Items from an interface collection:
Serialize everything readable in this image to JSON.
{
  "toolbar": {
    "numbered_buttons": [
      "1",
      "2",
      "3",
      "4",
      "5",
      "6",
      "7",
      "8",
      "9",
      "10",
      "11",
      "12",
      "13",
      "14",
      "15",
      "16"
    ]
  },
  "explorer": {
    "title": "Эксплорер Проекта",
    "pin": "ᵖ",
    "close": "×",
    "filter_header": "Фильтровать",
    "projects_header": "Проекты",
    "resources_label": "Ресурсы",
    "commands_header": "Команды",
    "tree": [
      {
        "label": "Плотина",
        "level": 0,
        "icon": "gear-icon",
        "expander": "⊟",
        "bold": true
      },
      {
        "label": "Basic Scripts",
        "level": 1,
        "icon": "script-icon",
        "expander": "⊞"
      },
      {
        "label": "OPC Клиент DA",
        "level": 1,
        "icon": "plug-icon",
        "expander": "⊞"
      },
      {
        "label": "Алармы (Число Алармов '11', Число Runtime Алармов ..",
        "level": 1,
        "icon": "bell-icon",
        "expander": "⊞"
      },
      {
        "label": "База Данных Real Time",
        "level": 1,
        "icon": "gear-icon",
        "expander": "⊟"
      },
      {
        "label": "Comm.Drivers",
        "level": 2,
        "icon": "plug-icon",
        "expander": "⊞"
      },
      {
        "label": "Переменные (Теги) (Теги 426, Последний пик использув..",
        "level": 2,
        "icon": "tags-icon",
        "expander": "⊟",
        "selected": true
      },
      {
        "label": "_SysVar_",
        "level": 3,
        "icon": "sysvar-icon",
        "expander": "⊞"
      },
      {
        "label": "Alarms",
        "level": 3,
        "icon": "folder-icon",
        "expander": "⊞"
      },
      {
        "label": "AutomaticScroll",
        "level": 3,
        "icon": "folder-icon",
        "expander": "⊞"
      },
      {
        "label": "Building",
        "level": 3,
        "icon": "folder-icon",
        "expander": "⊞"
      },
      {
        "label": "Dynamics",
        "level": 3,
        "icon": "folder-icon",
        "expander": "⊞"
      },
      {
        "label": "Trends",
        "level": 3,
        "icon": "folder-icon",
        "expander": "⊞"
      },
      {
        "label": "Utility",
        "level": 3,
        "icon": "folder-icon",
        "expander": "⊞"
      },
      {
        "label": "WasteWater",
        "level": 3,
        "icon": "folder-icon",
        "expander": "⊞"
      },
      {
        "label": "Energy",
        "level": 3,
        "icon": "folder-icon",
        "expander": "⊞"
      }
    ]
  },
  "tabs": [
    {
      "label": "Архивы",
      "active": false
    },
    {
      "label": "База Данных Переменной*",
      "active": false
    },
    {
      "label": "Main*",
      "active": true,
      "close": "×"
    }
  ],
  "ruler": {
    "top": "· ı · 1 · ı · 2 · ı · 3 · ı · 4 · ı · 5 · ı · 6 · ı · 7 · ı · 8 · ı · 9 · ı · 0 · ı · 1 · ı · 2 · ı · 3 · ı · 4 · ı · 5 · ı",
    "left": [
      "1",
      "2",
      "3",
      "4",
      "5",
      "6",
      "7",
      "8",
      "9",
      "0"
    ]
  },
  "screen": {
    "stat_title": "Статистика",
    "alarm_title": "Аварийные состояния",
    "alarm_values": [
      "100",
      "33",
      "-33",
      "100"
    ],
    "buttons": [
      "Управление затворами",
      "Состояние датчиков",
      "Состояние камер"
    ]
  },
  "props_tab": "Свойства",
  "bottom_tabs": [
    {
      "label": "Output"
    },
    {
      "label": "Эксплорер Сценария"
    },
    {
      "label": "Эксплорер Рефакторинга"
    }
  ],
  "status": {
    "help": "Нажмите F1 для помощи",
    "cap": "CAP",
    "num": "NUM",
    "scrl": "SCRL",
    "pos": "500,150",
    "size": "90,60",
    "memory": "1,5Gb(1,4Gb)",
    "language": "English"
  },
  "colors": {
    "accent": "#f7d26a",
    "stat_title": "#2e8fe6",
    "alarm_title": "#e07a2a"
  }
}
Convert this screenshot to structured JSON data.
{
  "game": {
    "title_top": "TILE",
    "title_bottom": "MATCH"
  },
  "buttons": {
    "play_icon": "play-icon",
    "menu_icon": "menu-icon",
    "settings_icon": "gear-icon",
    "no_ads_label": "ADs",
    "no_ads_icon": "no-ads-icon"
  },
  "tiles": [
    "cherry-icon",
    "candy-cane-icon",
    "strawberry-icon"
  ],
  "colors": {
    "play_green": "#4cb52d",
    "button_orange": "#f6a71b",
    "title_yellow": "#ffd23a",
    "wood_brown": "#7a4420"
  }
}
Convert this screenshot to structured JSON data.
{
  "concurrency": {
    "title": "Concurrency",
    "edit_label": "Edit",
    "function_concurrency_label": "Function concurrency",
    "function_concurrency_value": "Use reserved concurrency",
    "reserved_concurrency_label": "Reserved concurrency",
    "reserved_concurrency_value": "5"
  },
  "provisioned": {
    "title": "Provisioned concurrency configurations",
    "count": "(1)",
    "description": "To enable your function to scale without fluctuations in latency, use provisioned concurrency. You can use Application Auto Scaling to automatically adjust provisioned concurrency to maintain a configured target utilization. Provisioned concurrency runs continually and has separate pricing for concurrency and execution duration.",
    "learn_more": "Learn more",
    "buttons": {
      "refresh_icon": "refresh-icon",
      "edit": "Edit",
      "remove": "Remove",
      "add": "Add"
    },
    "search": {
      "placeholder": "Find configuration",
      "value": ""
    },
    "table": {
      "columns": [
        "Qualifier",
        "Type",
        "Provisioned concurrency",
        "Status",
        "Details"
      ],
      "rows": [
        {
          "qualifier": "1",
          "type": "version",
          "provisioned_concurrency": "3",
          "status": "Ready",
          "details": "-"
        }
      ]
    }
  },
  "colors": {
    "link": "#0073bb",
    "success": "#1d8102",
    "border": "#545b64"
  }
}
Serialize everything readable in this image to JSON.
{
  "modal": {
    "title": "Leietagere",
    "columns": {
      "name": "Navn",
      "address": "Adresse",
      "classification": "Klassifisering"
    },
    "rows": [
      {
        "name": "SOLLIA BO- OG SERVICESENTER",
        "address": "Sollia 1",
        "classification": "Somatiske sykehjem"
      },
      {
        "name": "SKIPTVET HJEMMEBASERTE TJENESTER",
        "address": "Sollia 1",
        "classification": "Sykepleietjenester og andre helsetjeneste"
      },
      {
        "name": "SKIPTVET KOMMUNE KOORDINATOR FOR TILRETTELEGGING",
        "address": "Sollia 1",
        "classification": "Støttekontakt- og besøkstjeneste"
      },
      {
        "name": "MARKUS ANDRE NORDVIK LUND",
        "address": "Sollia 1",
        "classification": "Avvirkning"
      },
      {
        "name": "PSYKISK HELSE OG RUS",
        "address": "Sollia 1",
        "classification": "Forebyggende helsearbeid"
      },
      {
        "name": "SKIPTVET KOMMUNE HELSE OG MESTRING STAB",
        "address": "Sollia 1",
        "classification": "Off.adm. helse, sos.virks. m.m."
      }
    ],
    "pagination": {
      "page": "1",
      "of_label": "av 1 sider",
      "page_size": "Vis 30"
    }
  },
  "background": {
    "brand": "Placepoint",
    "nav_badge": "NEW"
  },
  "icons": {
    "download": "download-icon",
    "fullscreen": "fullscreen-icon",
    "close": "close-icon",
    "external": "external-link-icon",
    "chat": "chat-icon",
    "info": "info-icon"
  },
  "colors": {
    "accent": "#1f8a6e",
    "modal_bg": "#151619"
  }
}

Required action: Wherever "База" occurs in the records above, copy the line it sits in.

Answer space:
        "label": "База Данных Real Time",
      "label": "База Данных Переменной*",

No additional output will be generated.